Remarks on Receiving the Endorsement of Native American Tribal Leaders and an Exchange With Reporters in Albuquerque
The President. Thank you very, very much. Thank you, Congressman Richardson, for what you've said about the record that we have worked hard to make in partnership with the Native Americans. Thank you, Mayor Chavez, for being here. I want to thank the Native American leaders who have come here today to offer their support. And I thank President Hale and Governor Garcia for the words that they have given.
Let me say that there are many wonderful things about having the great honor of being President of the United States. But being able to be President of a country that includes the Native American tribes, to have the opportunity to work with them in a spirit of genuine respect, to work to improve the recognition of the integrity of their religious practices, to work to try to increase the level of independence and reduce the level of patronizing practices in the relationship of the Native American tribes to the Bureau of Indian Affairs, all these things are very, very important to me.
As the 42d President, I was honored to be the first President since our fifth President, James Monroe, in the 1820's, to invite the leaders of every tribe in the United States to meet with me at the White House. We have worked hard to expand tribal sovereignty and self-determination. We have worked hard to make sure every Federal agency knows that it should consult with tribal governments at any time we're making decisions that affect American Indians and Alaskan natives.
By working together, we have moved forward. We have kept some bad things from happening, but we have also made some good things happen. We have a lot more to do. But we can be proud of what has been done in protecting self-determination, in preserving natural resources, in providing educational and economic opportunity, in defending tribal rights to protect children, families, and culture.
America is going in the right direction in no small measure because every American and every American family and every American ethnic, racial, and religious group knows that in our America, they are all entitled to be treated with dignity and equality. But I am especially grateful for the Indian nations for standing with us as we have fought to preserve our common values, as we have worked to balance the budget without crippling our investments in people and our obligations to one another.
Now we have to continue the progress and build upon it. The endorsement of the leaders here and the work we will do together will be critical to keep our country moving into the right direction as we move into the 21st century. I value their friendship. I value their partnership, and I look forward to working with them.
Thank you all very, very much.
Gambling on Indian Reservations
Q. Mr. President—[inaudible]—meeting, and can your administration do anything, any more to resolve the current logjam?
The President. No. There are some Indian gaming issues around the country that we still have the capacity to resolve. But the ones here are in the courts. And there's really nothing more for us to do except to let them work their way through the courts.

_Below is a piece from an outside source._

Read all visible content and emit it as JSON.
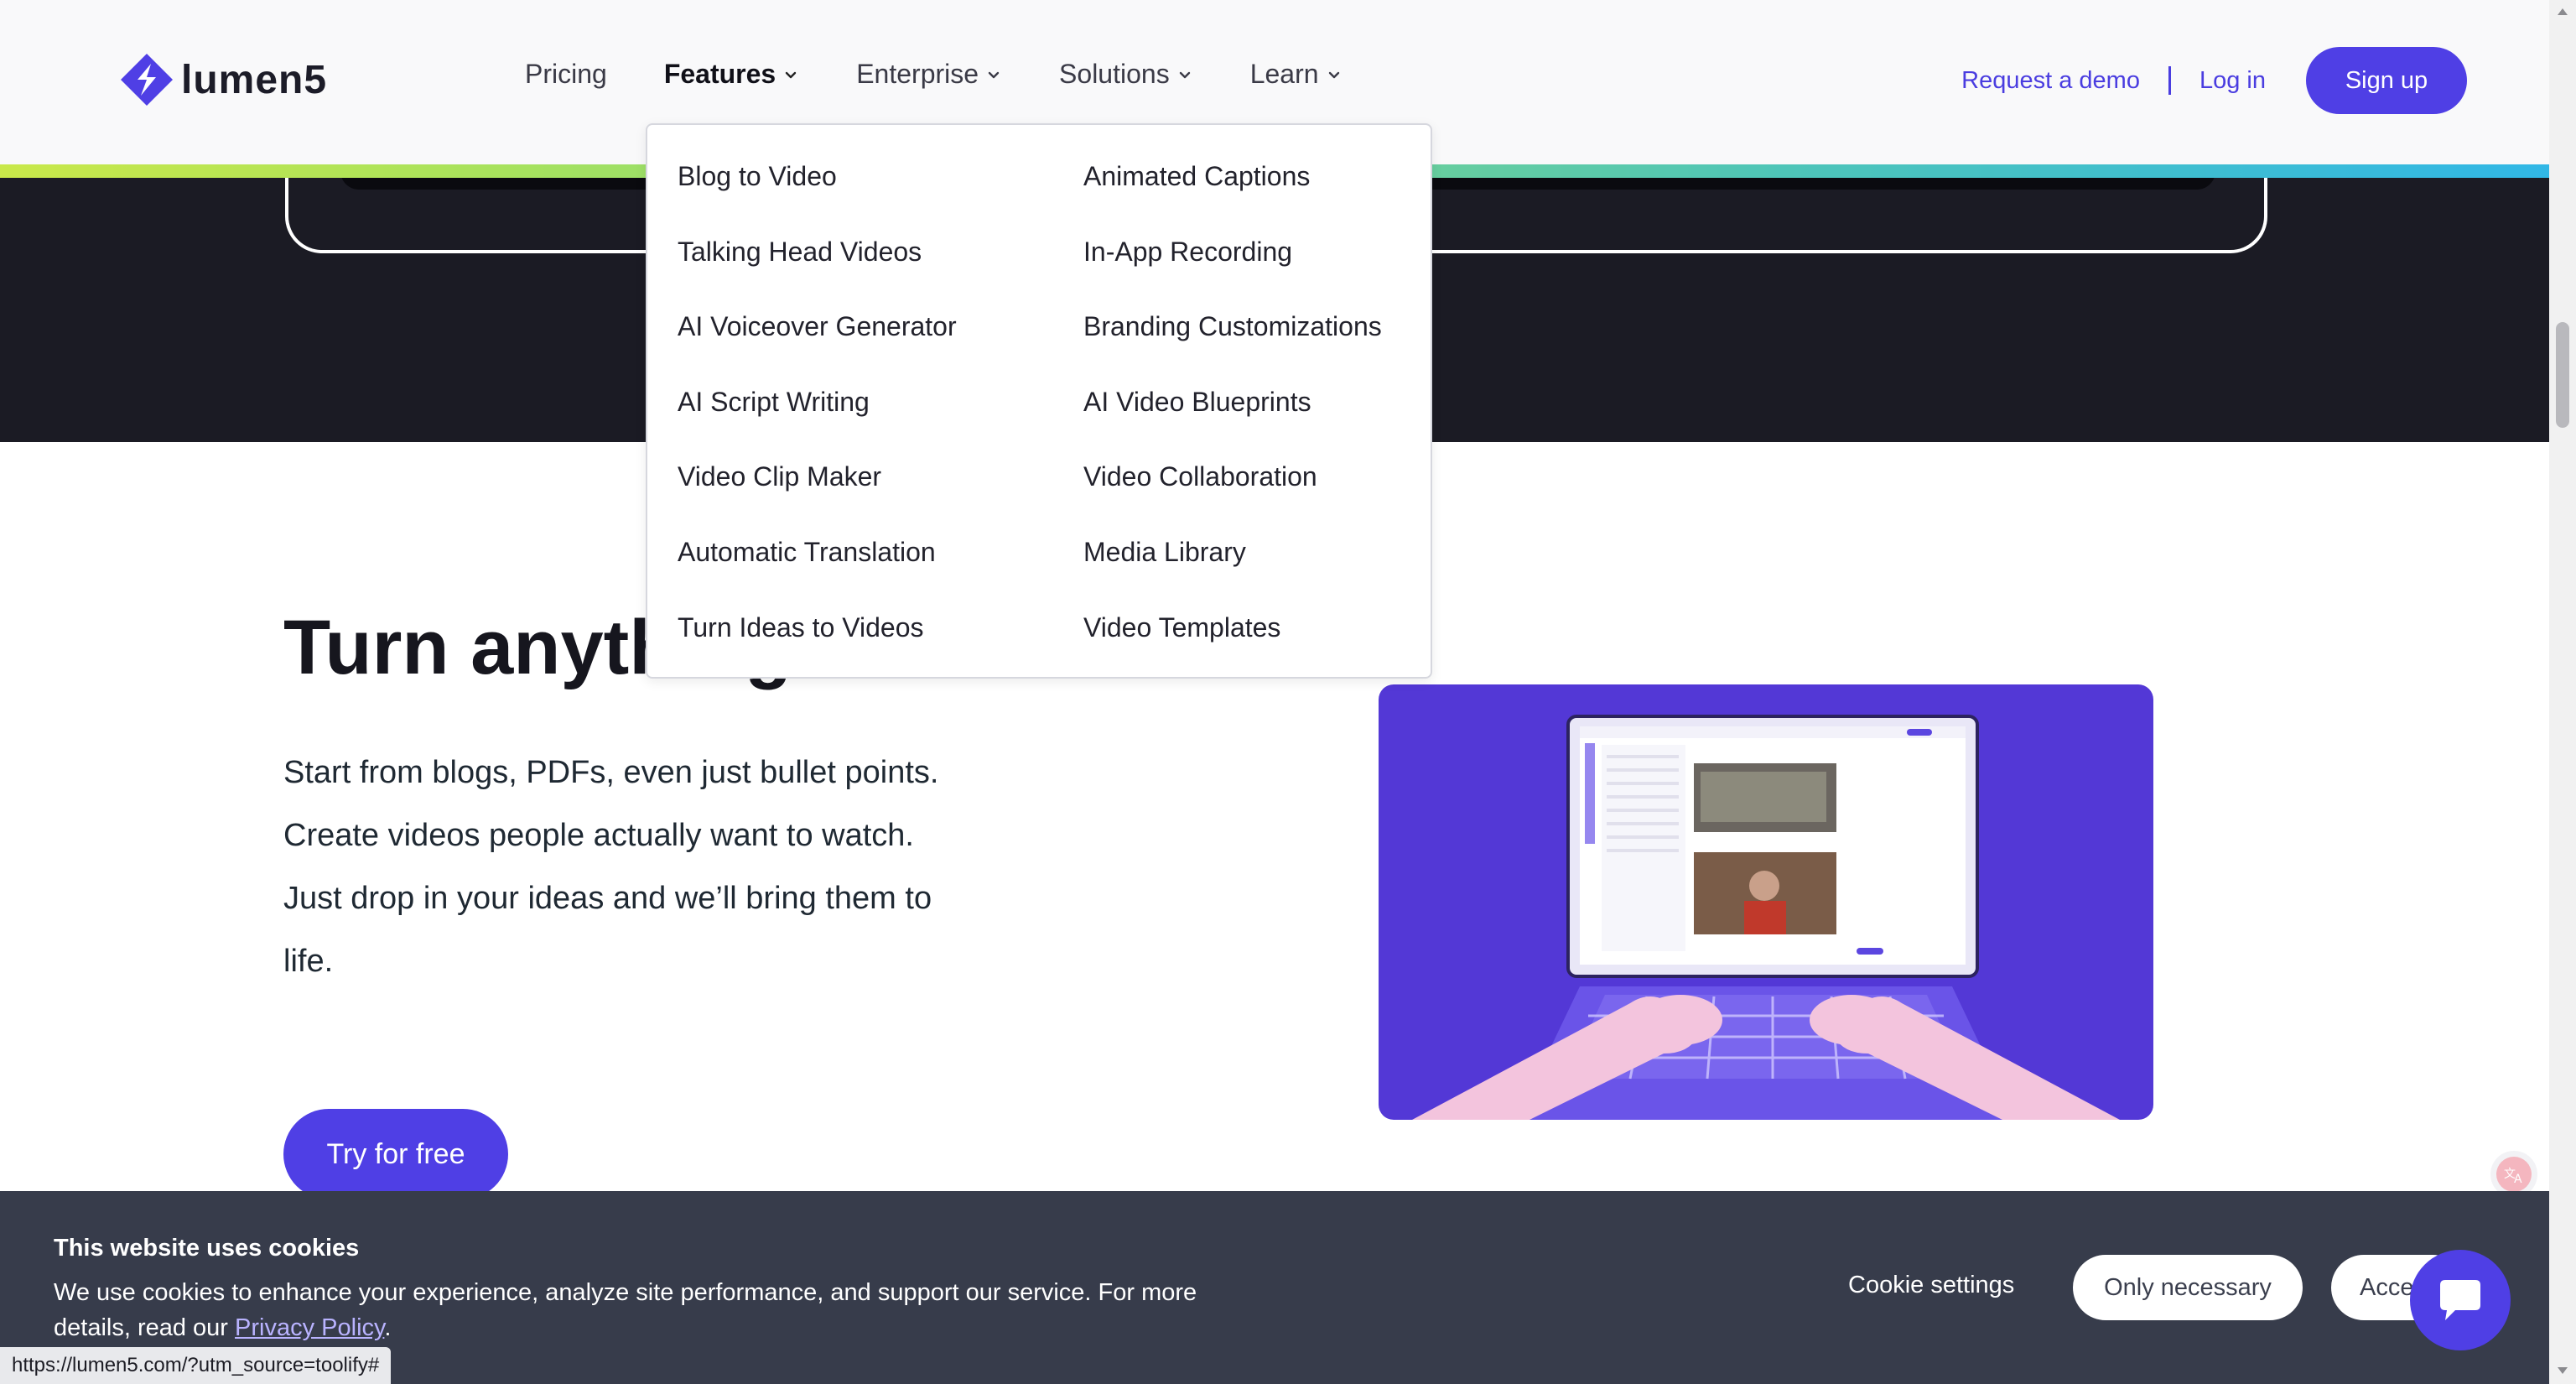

Q. Mr. President, the so-called dean of Native American leaders is not here today, Mescalero Apache President Wendell Chino. And he wants you to fire U.S. Attorney John Kelly, the man who shut down his casino and so do, frankly, some people on the stage with you today. Is that going to happen, sir?
The President. This issue is in the courts now, and I have no further comment.
Q. Mr. President, do you seek, in fact, the disputed $450,000? Everyone in the administration said there's nothing illegal, but there's some ethical issues been raised. We haven't heard you say much about it.
The President. Well I—first of all, I expect to have the opportunity to discuss that tomorrow night. But I believe that the political parties should not give back contributions that were legally made and legally received. And if they made a mistake and took any money that shouldn't have been taken, then they ought to give that back. I think that there are clear FEC rules on this. There's a law on this. That's what we've got a Federal Election Commission for. And we know they're capable of doing their job because they've taken action this year already.
NOTE: The President spoke at 2:40 p.m. at the Holiday Inn Pyramid Hotel. In his remarks, he referred to Mayor Martin Chavez of Albuquerque; Albert Hale, president, Navajo Nation; and Gov. Leonard D. Garcia, Pueblo of Santa Ana, Southern Pueblos.
William J. Clinton, Remarks on Receiving the Endorsement of Native American Tribal Leaders and an Exchange With Reporters in Albuquerque Online by Gerhard Peters and John T. Woolley, The American Presidency Project https://www.presidency.ucsb.edu/node/221992